The Dancing City event has been very popular in Canary Wharf since 2002 when we started it. It is over two days – July 1 and 2 – and is a real highlight for us. I’m very excited about a piece You And I Know that has been choreographed by Arlene Phillips working with Candoco Dance Company.
Then there is Up And Over it, who people may have seen on Britain’s Got Talent doing a version of Irish dancing on a table with their hands. They have got a new piece called Stuck.
There is In Mijn Hoofd, a performance from Holland in a giant sculptural head and Phone Box, a performance in a telephone box and a wonderful bungee aerial performance Slice.
How do you choose the performances?
I like to put on things that surprise people and have an unusual staging element but are also complementary to the spaces in which they take place.
Canary Wharf is a beautiful place for outdoor dance because there is such a variety of space. You have the harder, gleaming spaces next to One Canada Square and Cabot Square but then you get the softer more intimate environments like Westferry Circus which give a very different feel.
What should Canary Wharf workers travel further afield for?
The opening night event The House will mark the 400th anniversary of The Queen’s House in the grounds of the National Maritime Museum on June 24.
You will see the Queen’s House transformed by digital projections by Tal Rosner and fantastic dance from Avant Garde Dance, a hip hop company and Olivier Award winning actress Sharon D Clarke will be narrating it. That will be an exciting night with lots of pyrotechnics.
On the opening weekend we are also doing an event up at the Olympic Park, The People Build, which is all about mass participation. We will create this massive architectural structure out of boxes over two days. It will emerge and enshrine and look forward to the future plans for Olympicopolis.

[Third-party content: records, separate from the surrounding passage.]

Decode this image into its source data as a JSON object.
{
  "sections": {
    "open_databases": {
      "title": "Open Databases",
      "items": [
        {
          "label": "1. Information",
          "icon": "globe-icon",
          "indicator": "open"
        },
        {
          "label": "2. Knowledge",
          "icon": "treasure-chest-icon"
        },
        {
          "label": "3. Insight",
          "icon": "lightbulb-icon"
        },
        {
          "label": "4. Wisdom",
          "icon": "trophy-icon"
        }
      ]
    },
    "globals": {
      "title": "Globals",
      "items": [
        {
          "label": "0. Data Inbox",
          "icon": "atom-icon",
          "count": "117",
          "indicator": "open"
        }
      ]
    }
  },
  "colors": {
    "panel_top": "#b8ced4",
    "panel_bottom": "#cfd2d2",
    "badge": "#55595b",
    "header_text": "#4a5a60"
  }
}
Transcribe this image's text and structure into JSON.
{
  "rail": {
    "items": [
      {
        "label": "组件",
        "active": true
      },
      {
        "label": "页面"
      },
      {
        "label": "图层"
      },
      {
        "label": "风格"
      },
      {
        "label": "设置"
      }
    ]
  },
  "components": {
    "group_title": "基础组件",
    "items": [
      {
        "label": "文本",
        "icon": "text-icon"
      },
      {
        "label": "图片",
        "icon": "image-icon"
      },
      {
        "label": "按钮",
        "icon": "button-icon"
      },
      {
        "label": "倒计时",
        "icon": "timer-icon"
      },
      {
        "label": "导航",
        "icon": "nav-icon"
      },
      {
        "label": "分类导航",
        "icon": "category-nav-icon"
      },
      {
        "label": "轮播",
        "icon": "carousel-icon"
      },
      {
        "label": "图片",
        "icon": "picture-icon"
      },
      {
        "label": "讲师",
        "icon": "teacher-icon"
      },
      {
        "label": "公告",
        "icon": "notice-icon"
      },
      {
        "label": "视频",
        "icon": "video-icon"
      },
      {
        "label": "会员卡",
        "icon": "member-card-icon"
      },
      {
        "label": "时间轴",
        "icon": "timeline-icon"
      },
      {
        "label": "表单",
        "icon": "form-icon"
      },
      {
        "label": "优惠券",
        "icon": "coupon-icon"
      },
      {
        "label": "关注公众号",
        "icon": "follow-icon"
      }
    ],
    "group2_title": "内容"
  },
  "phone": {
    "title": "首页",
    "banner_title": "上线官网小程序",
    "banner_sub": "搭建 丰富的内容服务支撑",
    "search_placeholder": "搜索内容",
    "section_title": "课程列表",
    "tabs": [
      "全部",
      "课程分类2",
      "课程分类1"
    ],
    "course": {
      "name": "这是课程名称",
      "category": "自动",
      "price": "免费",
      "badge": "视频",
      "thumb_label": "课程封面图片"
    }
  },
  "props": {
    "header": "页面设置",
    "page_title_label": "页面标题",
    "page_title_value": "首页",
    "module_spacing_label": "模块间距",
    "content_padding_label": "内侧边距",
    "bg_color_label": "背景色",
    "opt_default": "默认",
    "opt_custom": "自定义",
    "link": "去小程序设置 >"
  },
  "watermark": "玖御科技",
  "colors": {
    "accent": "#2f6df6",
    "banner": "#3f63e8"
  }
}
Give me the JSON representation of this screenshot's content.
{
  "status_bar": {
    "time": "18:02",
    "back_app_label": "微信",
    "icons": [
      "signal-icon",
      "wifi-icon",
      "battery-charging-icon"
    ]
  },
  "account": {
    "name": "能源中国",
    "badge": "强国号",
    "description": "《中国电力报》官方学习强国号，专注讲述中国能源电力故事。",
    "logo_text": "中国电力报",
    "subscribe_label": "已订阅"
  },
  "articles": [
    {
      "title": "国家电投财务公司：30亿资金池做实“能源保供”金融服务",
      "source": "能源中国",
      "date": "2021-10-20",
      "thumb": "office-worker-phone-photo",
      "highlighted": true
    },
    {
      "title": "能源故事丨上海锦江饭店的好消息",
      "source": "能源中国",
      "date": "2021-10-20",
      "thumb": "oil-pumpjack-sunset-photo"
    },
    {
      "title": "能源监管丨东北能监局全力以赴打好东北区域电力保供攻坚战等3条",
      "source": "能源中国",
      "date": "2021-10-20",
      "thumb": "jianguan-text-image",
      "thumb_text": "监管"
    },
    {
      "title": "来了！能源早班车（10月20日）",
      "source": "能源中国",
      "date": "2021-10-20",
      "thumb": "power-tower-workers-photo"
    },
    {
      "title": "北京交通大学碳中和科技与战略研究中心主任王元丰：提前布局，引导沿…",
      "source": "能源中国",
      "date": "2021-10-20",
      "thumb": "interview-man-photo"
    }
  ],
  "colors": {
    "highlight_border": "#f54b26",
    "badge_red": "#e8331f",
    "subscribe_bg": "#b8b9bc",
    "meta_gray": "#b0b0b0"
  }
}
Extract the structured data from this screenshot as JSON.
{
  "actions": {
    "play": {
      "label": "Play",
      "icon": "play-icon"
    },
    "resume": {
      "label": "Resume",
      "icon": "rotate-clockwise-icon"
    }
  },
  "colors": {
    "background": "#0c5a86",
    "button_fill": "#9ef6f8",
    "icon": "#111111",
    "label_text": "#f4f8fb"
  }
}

And Greenwich Fair is like a festival within a festival on the June 25-26 with a massive number of national and international outdoor theatre companies performing.
GIDF, June 24 -July 2, various venues